• Directions for this task:
Set down every record below exactly as written, but leave out the pictures.

• Data for this task:
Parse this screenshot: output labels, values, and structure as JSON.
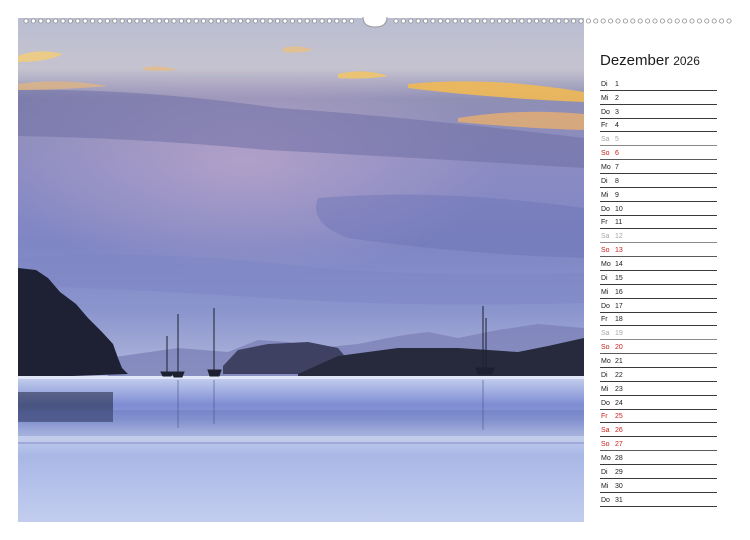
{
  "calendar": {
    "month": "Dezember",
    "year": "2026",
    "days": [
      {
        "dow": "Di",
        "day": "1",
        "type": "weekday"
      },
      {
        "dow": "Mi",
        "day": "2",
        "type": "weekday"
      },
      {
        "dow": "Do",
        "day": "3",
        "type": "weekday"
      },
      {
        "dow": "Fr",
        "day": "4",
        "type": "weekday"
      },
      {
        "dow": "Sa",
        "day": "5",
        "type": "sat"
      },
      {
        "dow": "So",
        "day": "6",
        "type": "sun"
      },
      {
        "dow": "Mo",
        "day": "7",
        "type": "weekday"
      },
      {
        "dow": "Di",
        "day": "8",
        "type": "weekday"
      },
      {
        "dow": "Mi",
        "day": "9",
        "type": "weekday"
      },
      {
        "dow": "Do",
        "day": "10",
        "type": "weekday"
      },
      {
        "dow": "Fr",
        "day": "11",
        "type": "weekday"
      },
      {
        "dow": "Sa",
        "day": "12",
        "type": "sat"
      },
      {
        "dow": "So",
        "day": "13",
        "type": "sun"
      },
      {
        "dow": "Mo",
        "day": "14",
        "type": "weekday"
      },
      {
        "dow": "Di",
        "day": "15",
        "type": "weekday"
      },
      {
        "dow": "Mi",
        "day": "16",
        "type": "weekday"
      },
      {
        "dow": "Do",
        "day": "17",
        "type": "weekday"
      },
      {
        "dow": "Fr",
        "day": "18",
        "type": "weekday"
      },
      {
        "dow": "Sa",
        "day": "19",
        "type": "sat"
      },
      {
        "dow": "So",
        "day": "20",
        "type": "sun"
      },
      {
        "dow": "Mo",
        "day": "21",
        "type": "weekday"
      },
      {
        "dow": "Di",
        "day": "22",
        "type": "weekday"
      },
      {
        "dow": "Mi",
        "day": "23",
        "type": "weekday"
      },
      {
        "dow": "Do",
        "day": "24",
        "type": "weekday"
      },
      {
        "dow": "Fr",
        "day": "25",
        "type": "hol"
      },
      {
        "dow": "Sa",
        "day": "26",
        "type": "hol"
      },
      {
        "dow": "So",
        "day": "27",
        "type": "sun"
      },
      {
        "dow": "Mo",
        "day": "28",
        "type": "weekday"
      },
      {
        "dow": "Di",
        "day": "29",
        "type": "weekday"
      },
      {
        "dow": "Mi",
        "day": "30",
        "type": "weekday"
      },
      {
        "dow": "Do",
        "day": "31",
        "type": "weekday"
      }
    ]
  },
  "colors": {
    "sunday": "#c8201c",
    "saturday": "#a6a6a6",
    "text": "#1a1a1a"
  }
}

• Written answer:
Parse this screenshot: output labels, values, and structure as JSON.
{
  "calendar": {
    "month": "Dezember",
    "year": "2026",
    "days": [
      {
        "dow": "Di",
        "day": "1",
        "type": "weekday"
      },
      {
        "dow": "Mi",
        "day": "2",
        "type": "weekday"
      },
      {
        "dow": "Do",
        "day": "3",
        "type": "weekday"
      },
      {
        "dow": "Fr",
        "day": "4",
        "type": "weekday"
      },
      {
        "dow": "Sa",
        "day": "5",
        "type": "sat"
      },
      {
        "dow": "So",
        "day": "6",
        "type": "sun"
      },
      {
        "dow": "Mo",
        "day": "7",
        "type": "weekday"
      },
      {
        "dow": "Di",
        "day": "8",
        "type": "weekday"
      },
      {
        "dow": "Mi",
        "day": "9",
        "type": "weekday"
      },
      {
        "dow": "Do",
        "day": "10",
        "type": "weekday"
      },
      {
        "dow": "Fr",
        "day": "11",
        "type": "weekday"
      },
      {
        "dow": "Sa",
        "day": "12",
        "type": "sat"
      },
      {
        "dow": "So",
        "day": "13",
        "type": "sun"
      },
      {
        "dow": "Mo",
        "day": "14",
        "type": "weekday"
      },
      {
        "dow": "Di",
        "day": "15",
        "type": "weekday"
      },
      {
        "dow": "Mi",
        "day": "16",
        "type": "weekday"
      },
      {
        "dow": "Do",
        "day": "17",
        "type": "weekday"
      },
      {
        "dow": "Fr",
        "day": "18",
        "type": "weekday"
      },
      {
        "dow": "Sa",
        "day": "19",
        "type": "sat"
      },
      {
        "dow": "So",
        "day": "20",
        "type": "sun"
      },
      {
        "dow": "Mo",
        "day": "21",
        "type": "weekday"
      },
      {
        "dow": "Di",
        "day": "22",
        "type": "weekday"
      },
      {
        "dow": "Mi",
        "day": "23",
        "type": "weekday"
      },
      {
        "dow": "Do",
        "day": "24",
        "type": "weekday"
      },
      {
        "dow": "Fr",
        "day": "25",
        "type": "hol"
      },
      {
        "dow": "Sa",
        "day": "26",
        "type": "hol"
      },
      {
        "dow": "So",
        "day": "27",
        "type": "sun"
      },
      {
        "dow": "Mo",
        "day": "28",
        "type": "weekday"
      },
      {
        "dow": "Di",
        "day": "29",
        "type": "weekday"
      },
      {
        "dow": "Mi",
        "day": "30",
        "type": "weekday"
      },
      {
        "dow": "Do",
        "day": "31",
        "type": "weekday"
      }
    ]
  },
  "colors": {
    "sunday": "#c8201c",
    "saturday": "#a6a6a6",
    "text": "#1a1a1a"
  }
}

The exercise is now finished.